Sean’s insurance policy did not include a prosthesis from Arthur Finnieston Prosthetics + Orthotics, but his insurance company should have realised that this was a man you did not say no to. He fought them every step of the way and finally received approval to get his prothesis from the place of his choice. By this stage he had been walking on crutches for months. The day he was fitted with the Active Socket™ he literally left the clinic at a run and that was the beginning of his incredible story – crippled to extreme sports athlete through sheer determination and a positive “no limits” attitude.

Six months after receiving his first prosthesis, Sean decided to give wakeboarding a go. He had wakeboarded before his amputation so knew the sport. To the amazement of everyone, he not only got up on the board his first time, but he also felt so comfortable that he tried jumping. A few months later, he won first place in wakeboarding at the Extremity Games.

It wasn’t long after this that Sean was introduced to kiteboarding. Kiteboarding, as we all know, is an extreme sport that few able bodied athletes do. It is estimated that there are no more than a quarter of a million kiteboarders in the world today, each with his or her own style – wakestyle, waveriding, freestyle, freeride, jumping and cruising. This is a miniscule amount of people and it was certainly no deterrent to Sean – if anything it probably inspired him to succeed.

To the amazement of the kiteboarding community, he learned to kite and started doing tricks immediately. 6 months later he was asked to be team rider for He entered competition after competition, and worked on perfecting his freestyle skills. Today, he is able to complete the expert tricks done by the world’s best kiteboarders.

Sean’s goal is to continue competing in national competitions and to enter the international PKRA competitions against the best 25 kiteboarders in the world.

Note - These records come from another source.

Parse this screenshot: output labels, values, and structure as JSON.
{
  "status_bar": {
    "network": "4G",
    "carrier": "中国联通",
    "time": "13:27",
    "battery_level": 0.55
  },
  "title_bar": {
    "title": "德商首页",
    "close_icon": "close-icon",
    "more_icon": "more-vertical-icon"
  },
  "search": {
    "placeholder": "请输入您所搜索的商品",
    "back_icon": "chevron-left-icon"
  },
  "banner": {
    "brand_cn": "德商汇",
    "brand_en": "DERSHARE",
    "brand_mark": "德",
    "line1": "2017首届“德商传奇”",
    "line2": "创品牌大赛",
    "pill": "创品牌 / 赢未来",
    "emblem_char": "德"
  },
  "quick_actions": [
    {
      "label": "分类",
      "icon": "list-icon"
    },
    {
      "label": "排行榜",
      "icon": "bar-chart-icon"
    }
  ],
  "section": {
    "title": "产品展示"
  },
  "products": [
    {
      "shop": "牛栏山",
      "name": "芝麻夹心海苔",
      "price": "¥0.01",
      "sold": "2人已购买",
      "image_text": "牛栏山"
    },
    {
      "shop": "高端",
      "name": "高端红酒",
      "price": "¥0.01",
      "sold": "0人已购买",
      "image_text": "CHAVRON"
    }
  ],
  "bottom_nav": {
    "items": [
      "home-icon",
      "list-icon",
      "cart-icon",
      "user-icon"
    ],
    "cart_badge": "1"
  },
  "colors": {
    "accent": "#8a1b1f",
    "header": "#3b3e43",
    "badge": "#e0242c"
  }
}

It is with sincere feelings of respect and congratulations that we wish him the best of luck.

Lola Jones

Tags: ,